Sponsored By
An organization or individual has paid for the creation of this work but did not approve or review it.



Pawlenty unveils health plan

ST. PAUL - Minnesota's health care system would rely more on market-based solutions, and all but the smallest Minnesota employers would be required to provide access to it under Gov. Tim Pawlenty's plan to fix the system.

ST. PAUL - Minnesota's health care system would rely more on market-based solutions, and all but the smallest Minnesota employers would be required to provide access to it under Gov. Tim Pawlenty's plan to fix the system.

On Thursday, he unveiled his proposal for health care reform in the state - a multi-pronged plan that calls for modernization of a state health care program and establishes a nonprofit Health Insurance Exchange modeled after a Massachusetts program.

Senate Democrats on Wednesday outlined their health care package, which focuses strongly on providing greater access to coverage. Pawlenty was unabashed as he compared that goal with his plan.

"I'm not going to have a fixation on access when the system is overall broken," he said.

Governor's plan


The governor said access is just part of the puzzle. He said his plan - dubbed "Healthy Connections" - achieves success in health care's three chief areas of concern: access, quality of care and cost containment.

"All three need to be addressed and this proposal does that," Pawlenty said.

In his plan, a private sector option for children called MinnesotaCare II is added to allow enrollees access to subsidized private care. That option - it would apply largely to less-needy participants, the governor said - supplements the current program, where Pawlenty plans to improve affordability.

But the plan would fall short of a goal he announced late last year in which he wanted to make sure all children had health insurance. On Thursday, he said that programs could not immediately expand to cover all children.

"You can't get there overnight," he said.

Participants would see savings through his proposal, Pawlenty said.

"They want it more economical," he said of users, who are growing tired of health care costs "dramatically outstripping the income."

And they want it better, he said. To achieve that, Pawlenty believes employees and employers will benefit from his Health Insurance Exchange.


Employers with more than 10 employees would be required to open a tax shelter where employees would deposit pre-tax dollars. Those funds would then go to the exchange, where health care costs would be processed, Pawlenty explained.

The government-subsidized exchange serves as a virtual clearinghouse, where administrative functions are centralized through a private, nonprofit organization, according to Pawlenty.
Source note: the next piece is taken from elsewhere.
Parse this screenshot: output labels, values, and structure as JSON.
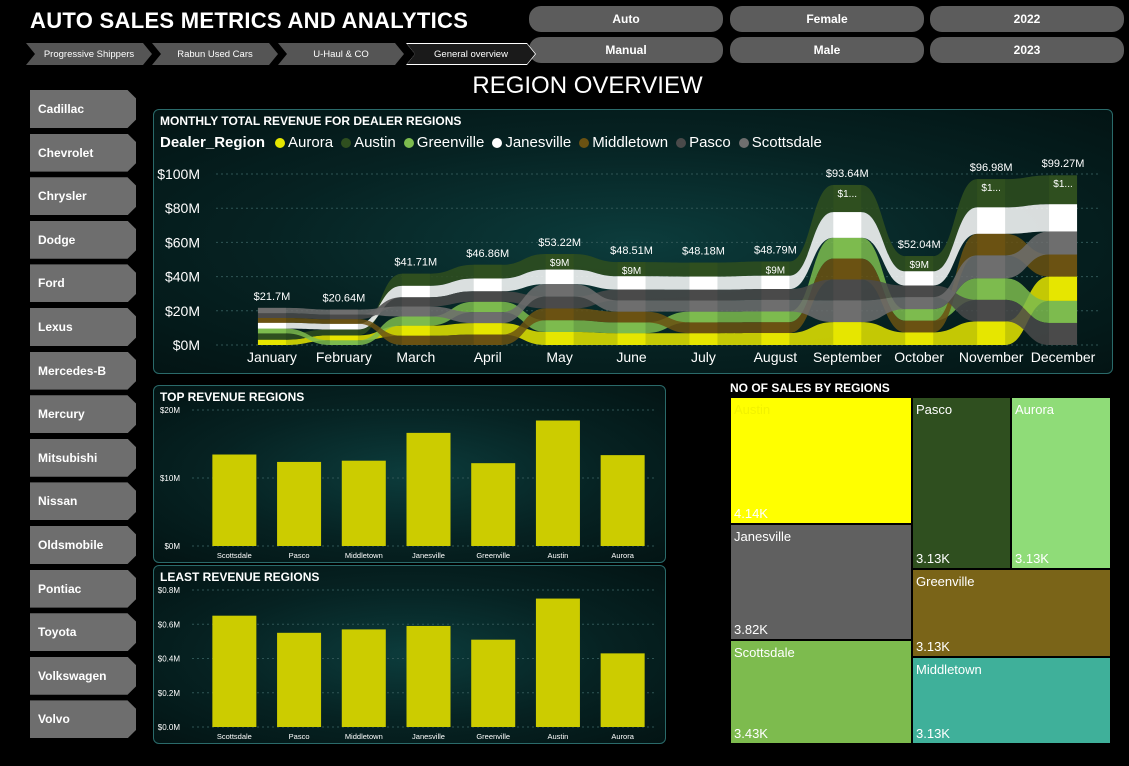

Employees utilizing the exchange through group coverage could pay for services with pre-tax dollars, Pawlenty noted. Individual health insurance enrollees could purchase policies with pre-tax dollars.

In turn, the exchange would receive the pre-tax payments for health insurance premiums and make payments to health plans.
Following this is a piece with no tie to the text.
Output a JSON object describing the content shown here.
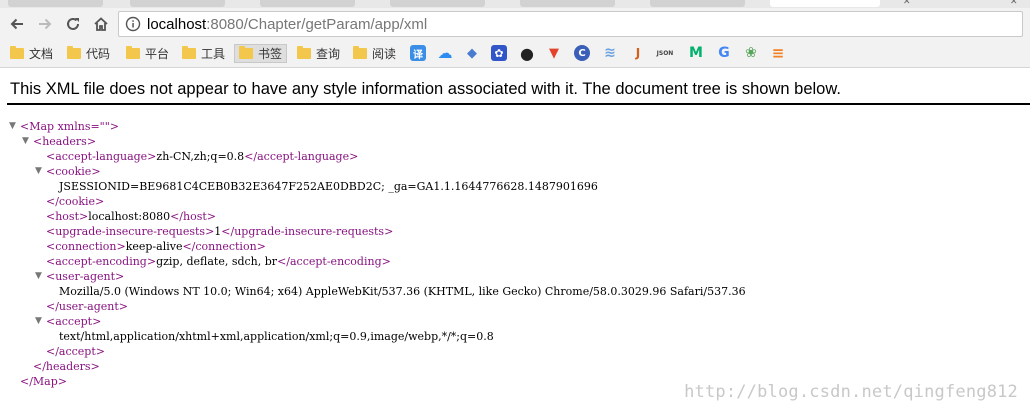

Views of DFLerSen. Linda Berglin, DFL-Minneapolis, who is sponsoring the Senate health care bill, isn't sold on the concept of an exchange. The tax ramifications, she said, could lead to inflation.

"Holding down health care inflation is a concept we need to keep pushing on," Berglin said. "A lot of people won't be helped by the governor's proposal."

While her bill sets goals of universal health care coverage and premium caps, a House bill introduced on Monday prioritizes coverage for children.

Other facets of the governor's plan call for streamlining insurance codes to eliminate stratification between insurance companies' data systems.


Incentives for providers are built into the Pawlenty plan, which looks to offer rewards for quality over quantity.

His plan would pay out more "for adherence to optimal standards," Pawlenty said.

While Pawlenty seemed optimistic that his plan and the Senate Democrats' could blend, Berglin said the opposite is more likely true. The things agreed upon between the two proposals, she said - primarily in reducing premiums - are "not the meat" of either plan.

What To Read Next
Nonprofit hospitals are required to provide free or discounted care, also known as charity care; yet eligibility and application requirements vary across hospitals. Could you qualify? We found out.
Crisis pregnancy centers received almost $3 million in taxpayer funds in 2022. Soon, sharing only medically accurate information could be a prerequisite for funding.
The Grand Forks Blue Zones Project, which hopes to make Grand Forks not just a healthier city but a closer community, is hosting an event on Saturday, Jan. 21, at the Empire Arts Center from 3-5 p.m.
A bill being considered by the North Dakota Legislature would require infertility treatment for public employees — a step that could lead to requiring private insurance for the costly treatments.